At about 12 midday on 2 May 1980, a Mirage A3-58 that had been engaged in an affiliation exercise with the Navy ship HMAS Hobart crashed into the foreshore of Tanilba Bay.
The aircraft malfunctioned and the pilot ejected safely into scrubland north of the Salt Ash drop zone. However, the abandoned aircraft continued on its own course to crash land on the sand 50 metres from the shore.
The impact sent scattered fragments of the jet, sand and mud everywhere. A section of the port wing landed against a fence and fragments damaged a parked car.
Miraculously, no one was injured. It was a lucky escape for all!
The Centenary Gate, also known as the Water Gate, were constructed from 1929 to 31 March 1931. It was built to mark the centenary of European settlement at Tanilba Bay by the original grantee, Lieutenant William Caswell.
Henry F. Halloran designed the gate from round and broken quartz porphyry embellished with white feldspar gathered from Tanilba foreshore and a quarry at Mallabula.
The metal arch suspended between the rock pillars reads 'Tanilba Bay' and was designed to be viewed from the water when many visitors arrived by boat to Tanilba Bay.
Halloran’s interest in history caused him to add 4 plaques to the Water Gate to:
- commemorate the naming of Port Stephens by Captain James Cook on 11 May 1770
- commemorate Australia’s first naval battle between HMAS Sydney and the German cruiser Emden at the Cocos Islands on 9 November 1914
- commemorate Caswell’s grant on 31 March 1831
- commemorate the completion of the gate in 1931.
The 2 bollards on the central columns are from HMAS Sydney, which was moored in Port Stephens on its way to being scrapped.
The Tanilba Bay Boardwalk was built in stages along the foreshore on Crown land managed by Port Stephens Council. It was completed with additional support from Landcom.
Enjoy a stroll between almost pristine wetland and the sandy foreshore. Keep an eye out for koalas, which can sometimes be seen in the treetops.
Tilligerry Habitat is a Crown Reserve. A local task force leading the project was formed in 1993 and it was gazetted on 5 July 1996.
Eco-tourist and education activities overlap — while you walk, learn about the history, geography, koalas and plants of this unique area. You can also visit the straw bale Environment Centre and Nursery.
Tilligerry Habitat, like most of Tanilba Bay and Mallabula, was mined for sand extensively by dredge during the 1960s. Rehabilitation is ongoing to try to recreate the natural environment as much as possible.
This reserve is named in honour of the Caswell family from Tanilba, the first European settlers of the area.
Lieutenant William Caswell received a 50 acre land grant for his distinguished service to the Royal Navy.
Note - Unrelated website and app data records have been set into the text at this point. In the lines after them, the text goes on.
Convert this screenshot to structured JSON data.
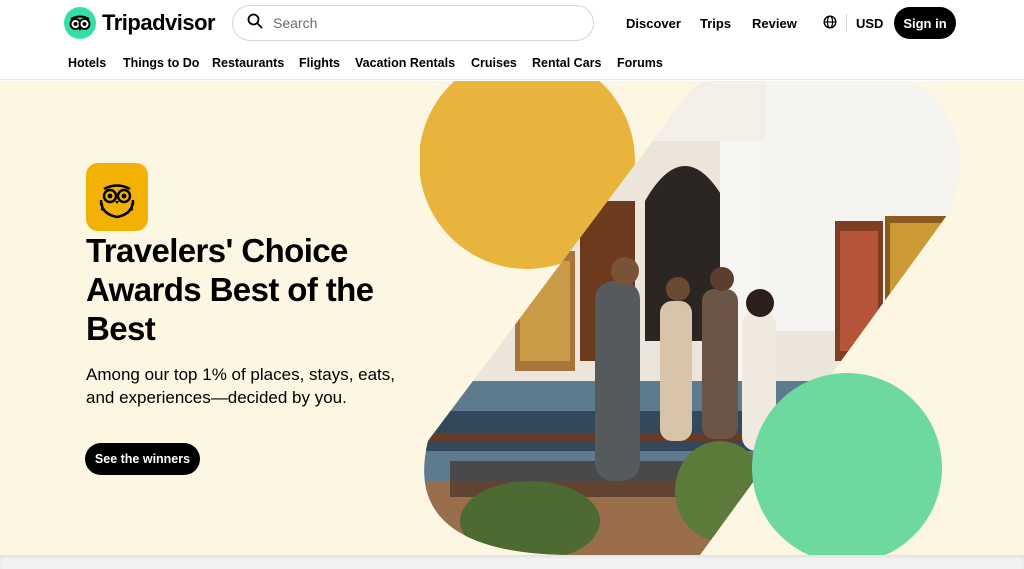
{
  "brand": {
    "name": "Tripadvisor"
  },
  "search": {
    "placeholder": "Search"
  },
  "topnav": {
    "discover": "Discover",
    "trips": "Trips",
    "review": "Review"
  },
  "currency": {
    "code": "USD"
  },
  "auth": {
    "signin_label": "Sign in"
  },
  "categories": [
    "Hotels",
    "Things to Do",
    "Restaurants",
    "Flights",
    "Vacation Rentals",
    "Cruises",
    "Rental Cars",
    "Forums"
  ],
  "hero": {
    "title": "Travelers' Choice Awards Best of the Best",
    "subtitle": "Among our top 1% of places, stays, eats, and experiences—decided by you.",
    "cta_label": "See the winners"
  },
  "icons": {
    "logo": "owl-logo-icon",
    "search": "search-icon",
    "globe": "globe-icon",
    "award": "owl-award-badge-icon"
  },
  "colors": {
    "brand_green": "#34e0a1",
    "hero_background": "#fdf6e3",
    "accent_yellow": "#e9b43c",
    "accent_green": "#6ed99e",
    "button_black": "#000000"
  }
}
In the early 1830s, Caswell and 3 assigned convicts arrived in Tanilba. His wife Susan and 2 children arrived shortly after and they constructed Tanilba House.
Located in Mallabula, Rookes Point is named in honour of the Rooke family from Lemon Tree Passage.
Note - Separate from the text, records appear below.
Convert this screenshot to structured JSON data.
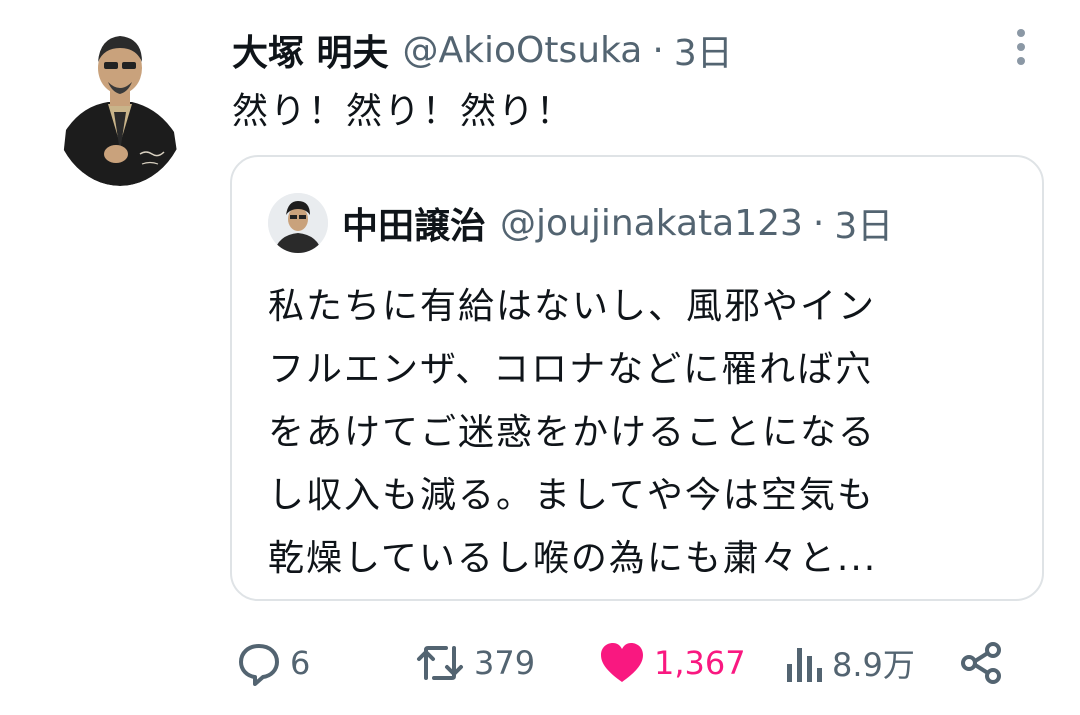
{
  "tweet": {
    "author_name": "大塚 明夫",
    "author_handle": "@AkioOtsuka",
    "separator": "·",
    "time": "3日",
    "text": "然り！然り！然り！"
  },
  "quoted": {
    "author_name": "中田譲治",
    "author_handle": "@joujinakata123",
    "separator": "·",
    "time": "3日",
    "lines": [
      "私たちに有給はないし、風邪やイン",
      "フルエンザ、コロナなどに罹れば穴",
      "をあけてご迷惑をかけることになる",
      "し収入も減る。ましてや今は空気も",
      "乾燥しているし喉の為にも粛々と..."
    ]
  },
  "actions": {
    "replies": "6",
    "retweets": "379",
    "likes": "1,367",
    "views": "8.9万"
  },
  "colors": {
    "text": "#0f1419",
    "secondary": "#536471",
    "like": "#f91880",
    "border": "#dfe3e6"
  },
  "icons": {
    "reply": "reply-icon",
    "retweet": "retweet-icon",
    "like": "heart-icon",
    "views": "views-icon",
    "share": "share-icon",
    "more": "more-vertical-icon"
  }
}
Henry Rooke, together with his father George, ran a guest house and a gentleman’s fishing retreat at Lemon Tree Passage. The point was a favourite plentiful fishing spot for them to take their visitors.
From the point, there is a lovely bushland loop walk to Mallabula jetty and the scenic foreshore of Port Stephens.